Having grown up in a society that encourages exceptionalism and aspired to its creed, it came as a surprise when I found myself much less disappointed than I thought I would be when Circle DNA reported that I am an exceptionally normal and average human being.
From its reports — delivered through its app — I learnt that I am on average likely to be addicted to alcohol, food, and smoking and to have obsessions with washing or cleanliness. I am also at average risk of having heart disease, high cholesterol, hypertension, and Type 2 diabetes, and suffering a stroke or getting obese. I am, however, a cut above the rest in terms of my elevated risk of getting allergic rhinitis and catching the flu. The former is hardly news given I’ve suffered from it most of my life, while being informed of the latter encourages extra precaution against Covid-19.
The Premium DNA Test, results of which I’ve over- shared, churns out more than 500 reports, including screening results for 36 types of cancers, 103 drug responses, and 163 reports on family planning. According to Danny Yeung, co- founder of Prenetics, the company behind Circle DNA, this is the future. “I believe the future of healthcare is going to be all about prevention and not treatment because if you consider what the whole healthcare system is like when you’re sick, you’re spending a lot of money on the best doctors,” he says. “But a lot of that can be avoided, and we know now that 40 to 80 percent of all cancers and diseases can be prevented.”
Yeung himself has benefited from the test. He discovered surprisingly that he is at an increased risk of getting colon cancer, despite having no family history of cancer. “What I did subsequently was to cut red meat from my diet. I lost around 9kg and started getting colonoscopies every two years from my mid-thirties, while paying more attention to my diet and lifestyle,” he says. “Most colon cancer cases are detected at stage two or three so that means it’s too late. By knowing earlier, I might prevent the disease but if I didn’t know the results, I would definitely wait until age 50 to do a colonoscopy because that’s the recommended age to start.”
The test also looks at carrier screening, which can identify genetic conditions that a couple may pass on to their children. Yeung explains: “If you and your partner have the same genetic mutation, the child has a 25 percent risk but (the solution) becomes very actionable with the knowledge derived from the test. You can elect to do IVF and select the embryo without that condition. Because with all the technological advancement, why take the risk?”

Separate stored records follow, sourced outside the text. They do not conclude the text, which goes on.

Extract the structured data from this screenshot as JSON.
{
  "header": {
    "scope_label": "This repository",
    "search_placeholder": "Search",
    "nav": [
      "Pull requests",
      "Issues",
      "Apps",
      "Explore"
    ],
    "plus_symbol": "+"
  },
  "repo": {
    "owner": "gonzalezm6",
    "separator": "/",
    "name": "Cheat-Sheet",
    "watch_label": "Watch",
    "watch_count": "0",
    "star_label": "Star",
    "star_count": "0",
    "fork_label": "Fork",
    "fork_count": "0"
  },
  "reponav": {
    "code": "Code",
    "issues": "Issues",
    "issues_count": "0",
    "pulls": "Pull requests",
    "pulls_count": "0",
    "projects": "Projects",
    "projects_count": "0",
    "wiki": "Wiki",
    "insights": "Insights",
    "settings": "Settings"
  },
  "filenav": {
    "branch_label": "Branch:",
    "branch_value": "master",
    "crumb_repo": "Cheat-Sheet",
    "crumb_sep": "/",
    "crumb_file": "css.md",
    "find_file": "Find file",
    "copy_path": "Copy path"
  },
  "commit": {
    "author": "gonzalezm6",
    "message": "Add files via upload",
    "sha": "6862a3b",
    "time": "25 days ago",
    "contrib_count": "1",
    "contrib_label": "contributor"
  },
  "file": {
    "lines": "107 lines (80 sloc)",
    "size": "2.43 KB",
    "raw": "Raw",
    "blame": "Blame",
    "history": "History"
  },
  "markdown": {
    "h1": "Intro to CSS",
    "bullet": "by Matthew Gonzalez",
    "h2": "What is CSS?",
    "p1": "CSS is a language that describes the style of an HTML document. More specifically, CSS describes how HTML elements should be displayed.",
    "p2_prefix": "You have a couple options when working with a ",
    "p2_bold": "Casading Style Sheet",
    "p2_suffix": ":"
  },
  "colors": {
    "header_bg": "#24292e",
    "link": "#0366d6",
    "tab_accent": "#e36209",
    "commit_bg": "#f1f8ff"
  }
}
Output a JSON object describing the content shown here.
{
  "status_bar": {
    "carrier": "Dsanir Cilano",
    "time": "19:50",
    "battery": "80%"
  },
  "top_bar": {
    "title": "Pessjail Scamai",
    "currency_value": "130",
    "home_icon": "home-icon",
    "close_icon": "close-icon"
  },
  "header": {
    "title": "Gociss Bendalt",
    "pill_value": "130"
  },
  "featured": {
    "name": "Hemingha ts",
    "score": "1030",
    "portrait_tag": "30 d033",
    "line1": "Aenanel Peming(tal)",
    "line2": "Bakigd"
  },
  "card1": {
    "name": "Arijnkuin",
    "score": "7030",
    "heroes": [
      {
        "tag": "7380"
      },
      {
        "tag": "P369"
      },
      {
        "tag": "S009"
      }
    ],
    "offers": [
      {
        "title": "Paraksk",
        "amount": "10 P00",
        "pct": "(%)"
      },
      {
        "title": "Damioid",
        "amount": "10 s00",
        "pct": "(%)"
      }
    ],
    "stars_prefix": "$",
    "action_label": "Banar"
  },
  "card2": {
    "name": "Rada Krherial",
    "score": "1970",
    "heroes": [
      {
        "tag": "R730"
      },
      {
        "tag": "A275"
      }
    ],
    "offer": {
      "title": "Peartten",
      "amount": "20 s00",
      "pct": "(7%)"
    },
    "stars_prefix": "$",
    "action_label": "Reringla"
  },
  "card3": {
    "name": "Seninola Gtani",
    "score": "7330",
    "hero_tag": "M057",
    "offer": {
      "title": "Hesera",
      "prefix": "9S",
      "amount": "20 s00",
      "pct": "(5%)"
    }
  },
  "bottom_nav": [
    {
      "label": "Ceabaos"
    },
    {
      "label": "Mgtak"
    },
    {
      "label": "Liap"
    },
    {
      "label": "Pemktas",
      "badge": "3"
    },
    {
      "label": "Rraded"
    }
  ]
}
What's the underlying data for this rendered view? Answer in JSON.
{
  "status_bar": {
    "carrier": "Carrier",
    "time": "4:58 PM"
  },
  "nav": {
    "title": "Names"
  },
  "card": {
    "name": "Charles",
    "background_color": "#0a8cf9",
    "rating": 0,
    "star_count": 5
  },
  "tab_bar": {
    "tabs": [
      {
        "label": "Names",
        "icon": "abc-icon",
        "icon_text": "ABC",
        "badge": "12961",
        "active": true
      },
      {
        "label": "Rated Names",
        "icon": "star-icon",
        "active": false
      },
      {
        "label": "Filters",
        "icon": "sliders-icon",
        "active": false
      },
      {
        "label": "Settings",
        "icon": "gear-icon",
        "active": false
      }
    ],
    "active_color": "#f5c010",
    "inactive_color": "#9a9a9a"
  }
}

Circle DNA is on sale in Singapore at Watsons. Its entry-level Vital DNA Test offers reports on fitness, diet and lifestyle, while its Premium DNA Test offers a comprehensive understanding about genetic conditions and disease risk. But the swab test kit didn’t start off as a consumer product.
Co-founded in 2014 with genetics specialists Professor Michael Yang and Dr Lawrence Tzang, Prenetics — with its full range of certifications and accredited laboratory — originally provided testing services to insurance companies.
As the company grew — it raised over US$50 million ($67 million) in funding from Alibaba, 500 Startups, Beyond Ventures, and others — Yeung, a serial entrepreneur, pivoted to the consumer market. In July 2019, Circle DNA test kits hit the shelves of health and beauty retailer Watsons across Hong Kong. Prenetics now has 10 offices globally, including in Singapore.
“My role was really to look at how we could translate science to make it consumer- friendly and actionable,” says Yeung. “I think that is the challenge for science — because there are a lot of DNA testing companies across the globe that have failed, but it wasn’t due to the lack of science. It was because they couldn’t translate scientific material into consumer-friendly material that was accessible and easy to understand.”
The firm recently launched Project Screen by Circle, a Covid-19 testing initiative. In Hong Kong, staff from 16,000 restaurants in the city were screened, while in the UK Prenetics has landed a £4 million ($7 million) contract to screen the English Premier League’s 20 teams.
Hong Kong-based Yeung has ambitious plans. “By 2022, we want to impact one million people — at least in Asia. I really believe in the markets that we operate so I think that’s a realistic goal based on where we’re at,” he says. “We’re a global company now but I think we can grow an even bigger footprint globally, and set the example that Hong Kong can create a very successful biotech, digital health company.”
This story first appeared in the October 2020 issue of A Magazine.